Expects the examples to have an
"answer" key (
"ignore" ) and will use all
"spans" that have a
"pattern" key, which is the ID of the pattern assigned by
Would adding a pattern to the PatternMatcher manually before the update then setting the pattern id for the span work?
The ner.teach example recipe teaches one label at a time so I'm not sure if it is possible for multiple labels?
So my main question shortly is: can PatternMatcher.update add patterns or only modify the existing patterns' scores?
I've replied to the pattern ID in the spans on the other thread – I think part of what makes this particular scenario difficult is the fact that the UI accepts manual edits. This introduces a lot of additional questions for how to score the matches and what the scores mean, that you otherwise wouldn't have if you just give binary feedback on the.
The pattern ID is based on the pattern itself and the label, so even if you used the same pattern for different labels, those would receive different IDs. There's actually very little magic going on in the
PatternMatcher and it's mostly just a wrapper around spaCy's
PhraseMatcher. So you could even implement your own version of this and customise how the patterns are scored:
- Generate a unique ID for each pattern.
- When a pattern is matched, add meta information to each task containing the pattern IDs.
- When an answer comes back, check whether the match was "good" (match was accepted, or rejected/changed).
- If the match was "good", increment the
correct counter for the given pattern ID.
- If it wasn't, increment the
incorrect counter for the given pattern ID.
- Whenever a pattern is matched in your stream, check the
incorrect scores of the pattern ID, and calculate a pattern score (e.g. ratio of correct to incorrect counts), which reflects how likely the pattern is to be helpful, based on previous feedback.
Sooo I shouldn't have bothered with the
EntityRecognizer in prodigy and just trained a spacy EntityRecognizer all along... well that is 3 days down the drain + possibly more
Implementing a custom
PatternMatcher is not the road I wanna go down on (especially for a closed source class i have little chance of debugging)

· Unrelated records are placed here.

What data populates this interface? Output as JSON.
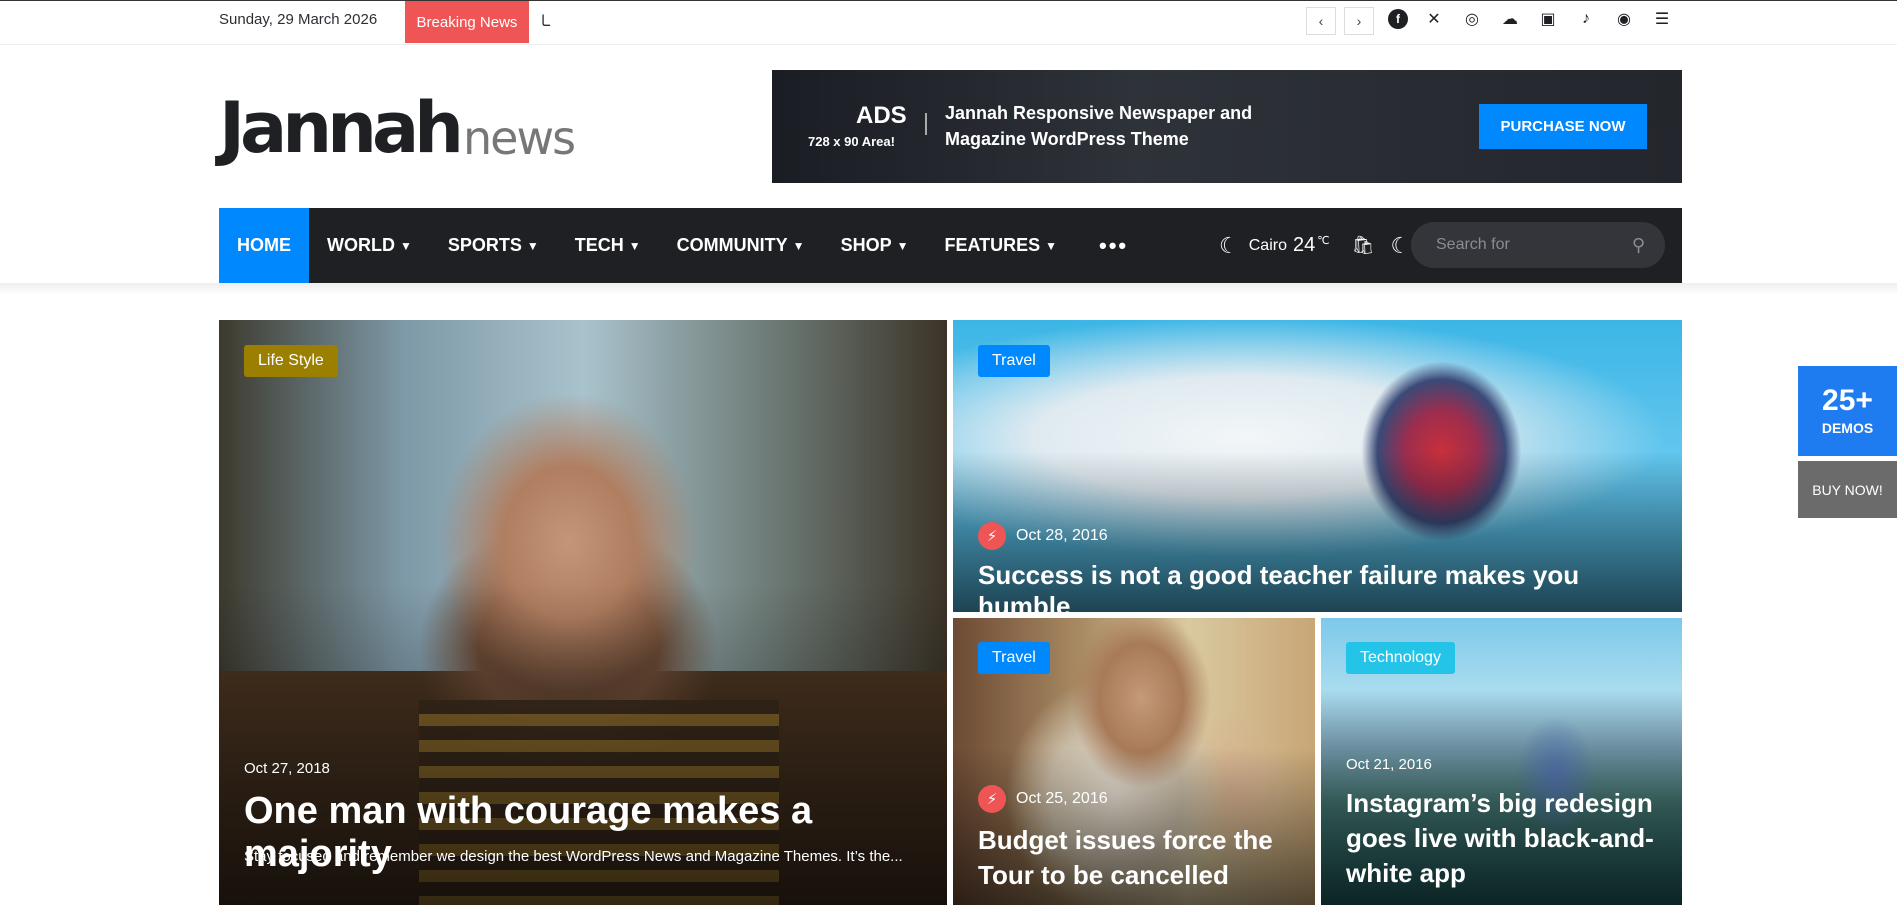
{
  "topbar": {
    "date": "Sunday, 29 March 2026",
    "breaking_label": "Breaking News",
    "ticker_text": "ـا",
    "prev_arrow": "‹",
    "next_arrow": "›",
    "social_icons": [
      "facebook-icon",
      "x-icon",
      "dribbble-icon",
      "soundcloud-icon",
      "instagram-icon",
      "tiktok-icon",
      "user-icon",
      "menu-icon"
    ]
  },
  "header": {
    "logo_main": "Jannah",
    "logo_sub": "news",
    "ad": {
      "title": "ADS",
      "size": "728 x 90 Area!",
      "text_line1": "Jannah Responsive Newspaper and",
      "text_line2": "Magazine WordPress Theme",
      "button": "PURCHASE NOW"
    }
  },
  "nav": {
    "items": [
      {
        "label": "HOME"
      },
      {
        "label": "WORLD"
      },
      {
        "label": "SPORTS"
      },
      {
        "label": "TECH"
      },
      {
        "label": "COMMUNITY"
      },
      {
        "label": "SHOP"
      },
      {
        "label": "FEATURES"
      }
    ],
    "more": "•••",
    "weather": {
      "city": "Cairo",
      "temp": "24",
      "unit": "℃"
    },
    "search_placeholder": "Search for"
  },
  "cards": [
    {
      "tag": "Life Style",
      "tag_color": "#9b7f00",
      "date": "Oct 27, 2018",
      "title": "One man with courage makes a majority",
      "excerpt": "Stay focused and remember we design the best WordPress News and Magazine Themes. It’s the..."
    },
    {
      "tag": "Travel",
      "tag_color": "#0088ff",
      "date": "Oct 28, 2016",
      "title": "Success is not a good teacher failure makes you humble"
    },
    {
      "tag": "Travel",
      "tag_color": "#0088ff",
      "date": "Oct 25, 2016",
      "title_line1": "Budget issues force the",
      "title_line2": "Tour to be cancelled"
    },
    {
      "tag": "Technology",
      "tag_color": "#23c4e8",
      "date": "Oct 21, 2016",
      "title_line1": "Instagram’s big redesign",
      "title_line2": "goes live with black-and-",
      "title_line3": "white app"
    }
  ],
  "side": {
    "demos_count": "25+",
    "demos_label": "DEMOS",
    "buy_now": "BUY NOW!"
  },
  "colors": {
    "accent": "#0088ff",
    "breaking": "#f05555",
    "nav_bg": "#1f2024"
  }
}
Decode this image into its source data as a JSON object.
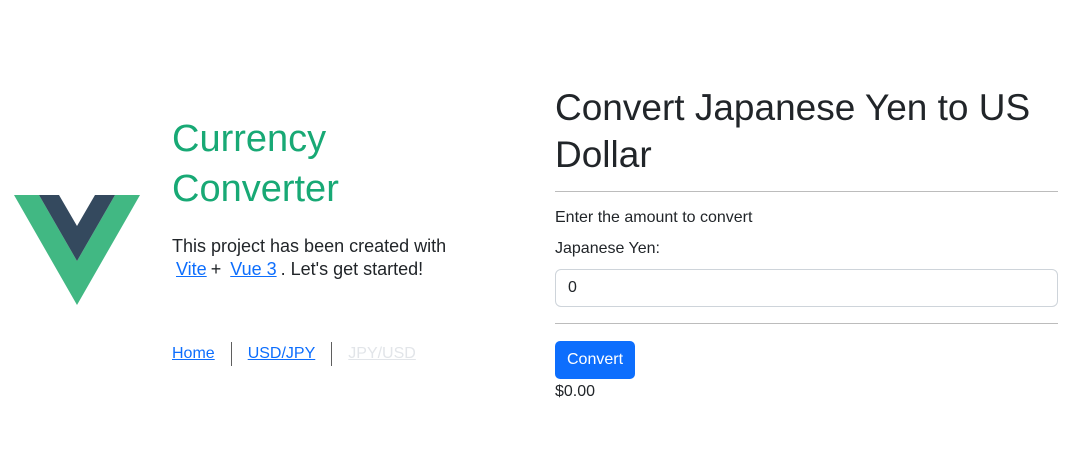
{
  "header": {
    "title": "Currency Converter",
    "subtitle_prefix": "This project has been created with",
    "subtitle_link_vite": "Vite",
    "subtitle_plus": "+",
    "subtitle_link_vue": "Vue 3",
    "subtitle_suffix": ". Let's get started!",
    "logo_colors": {
      "outer": "#41b883",
      "inner": "#34495e"
    }
  },
  "nav": {
    "items": [
      {
        "label": "Home",
        "active": true
      },
      {
        "label": "USD/JPY",
        "active": true
      },
      {
        "label": "JPY/USD",
        "active": false
      }
    ]
  },
  "converter": {
    "title": "Convert Japanese Yen to US Dollar",
    "prompt": "Enter the amount to convert",
    "field_label": "Japanese Yen:",
    "amount_value": "0",
    "button_label": "Convert",
    "result": "$0.00"
  },
  "colors": {
    "accent": "#18a975",
    "link": "#0d6efd",
    "button": "#0d6efd"
  }
}
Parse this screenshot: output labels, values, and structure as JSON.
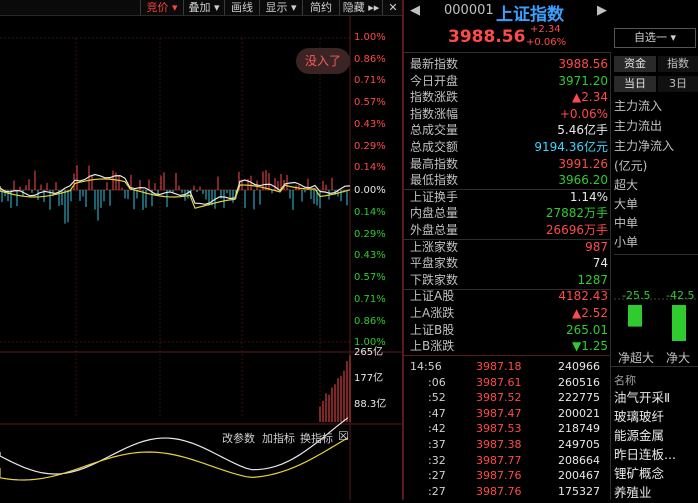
{
  "toolbar": {
    "items": [
      {
        "label": "竞价 ▾",
        "active": true
      },
      {
        "label": "叠加 ▾",
        "active": false
      },
      {
        "label": "画线",
        "active": false
      },
      {
        "label": "显示 ▾",
        "active": false
      },
      {
        "label": "简约",
        "active": false
      },
      {
        "label": "隐藏 ▸▸",
        "active": false
      }
    ]
  },
  "chart": {
    "badge": "没入了",
    "pct_up": [
      "1.00%",
      "0.86%",
      "0.71%",
      "0.57%",
      "0.43%",
      "0.29%",
      "0.14%"
    ],
    "pct_zero": "0.00%",
    "pct_down": [
      "0.14%",
      "0.29%",
      "0.43%",
      "0.57%",
      "0.71%",
      "0.86%",
      "1.00%"
    ],
    "vol_labels": [
      "265亿",
      "177亿",
      "88.3亿"
    ],
    "indicator_buttons": [
      "改参数",
      "加指标",
      "换指标"
    ],
    "close_glyph": "☒"
  },
  "header": {
    "code": "000001",
    "name": "上证指数",
    "price": "3988.56",
    "change": "+2.34",
    "change_pct": "+0.06%",
    "watch_button": "自选一 ▾"
  },
  "quote": [
    {
      "label": "最新指数",
      "value": "3988.56",
      "color": "red"
    },
    {
      "label": "今日开盘",
      "value": "3971.20",
      "color": "green"
    },
    {
      "label": "指数涨跌",
      "value": "▲2.34",
      "color": "red"
    },
    {
      "label": "指数涨幅",
      "value": "+0.06%",
      "color": "red"
    },
    {
      "label": "总成交量",
      "value": "5.46亿手",
      "color": "white"
    },
    {
      "label": "总成交额",
      "value": "9194.36亿元",
      "color": "cyan"
    },
    {
      "label": "最高指数",
      "value": "3991.26",
      "color": "red"
    },
    {
      "label": "最低指数",
      "value": "3966.20",
      "color": "green"
    },
    {
      "label": "上证换手",
      "value": "1.14%",
      "color": "white"
    },
    {
      "label": "内盘总量",
      "value": "27882万手",
      "color": "green"
    },
    {
      "label": "外盘总量",
      "value": "26696万手",
      "color": "red"
    },
    {
      "label": "上涨家数",
      "value": "987",
      "color": "red"
    },
    {
      "label": "平盘家数",
      "value": "74",
      "color": "white"
    },
    {
      "label": "下跌家数",
      "value": "1287",
      "color": "green"
    },
    {
      "label": "上证A股",
      "value": "4182.43",
      "color": "red"
    },
    {
      "label": "上A涨跌",
      "value": "▲2.52",
      "color": "red"
    },
    {
      "label": "上证B股",
      "value": "265.01",
      "color": "green"
    },
    {
      "label": "上B涨跌",
      "value": "▼1.25",
      "color": "green"
    }
  ],
  "ticks": [
    {
      "time": "14:56",
      "price": "3987.18",
      "vol": "240966"
    },
    {
      "time": ":06",
      "price": "3987.61",
      "vol": "260516"
    },
    {
      "time": ":52",
      "price": "3987.52",
      "vol": "222775"
    },
    {
      "time": ":47",
      "price": "3987.47",
      "vol": "200021"
    },
    {
      "time": ":42",
      "price": "3987.53",
      "vol": "218749"
    },
    {
      "time": ":37",
      "price": "3987.38",
      "vol": "249705"
    },
    {
      "time": ":32",
      "price": "3987.77",
      "vol": "208664"
    },
    {
      "time": ":27",
      "price": "3987.76",
      "vol": "200467"
    },
    {
      "time": ":27",
      "price": "3987.76",
      "vol": "175327"
    }
  ],
  "side": {
    "tabs": [
      "资金",
      "指数"
    ],
    "subtabs": [
      "当日",
      "3日"
    ],
    "flows": [
      "主力流入",
      "主力流出",
      "主力净流入"
    ],
    "unit": "(亿元)",
    "sizes": [
      "超大",
      "大单",
      "中单",
      "小单"
    ],
    "bar_values": [
      "-25.5",
      "-42.5"
    ],
    "bar_levels": [
      0.6,
      1.0
    ],
    "bar_labels": [
      "净超大",
      "净大"
    ],
    "list_header": "名称",
    "sectors": [
      "油气开采Ⅱ",
      "玻璃玻纤",
      "能源金属",
      "昨日连板...",
      "锂矿概念",
      "养殖业"
    ]
  }
}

I had assumed 'active learning' feature would be available for the multi-label tagging (I hardly wanna go over the same examples again and again... tagging one label at a time). Honestly with the pattern Ids disappearing upon modification I'm not sure how it even works for the single label case.
Sorry to hear, but I don't think your efforts are all wasted? The thing is, every problem is different and implementing custom ideas for active learning takes some experimentation and there are not always easy answers.
The active learning workflow of presenting binary suggestions using beam search, interleaved with binary pattern matches and uncertainty sampling is something we've tested and that worked well for many use cases, so that's what we're shipping as a built-in recipe in
ner.teach. Something similar might work if you're manually editing the spans, but it will likely require a different approach to scoring all spans and matches and updating the model with the annotations. It's something that could be built and it's definitely possible to in a Prodigy recipe, but it's difficult to predict what strategy is going to work best.
PatternMatcher is a simple built-in wrapper for the most common matching use cases – but you definitely don't have to use it. As I described above, the underlying logic is pretty straightforward, so you could also replace it with regular expressions or anything else you want to use to pre-select examples for annotation.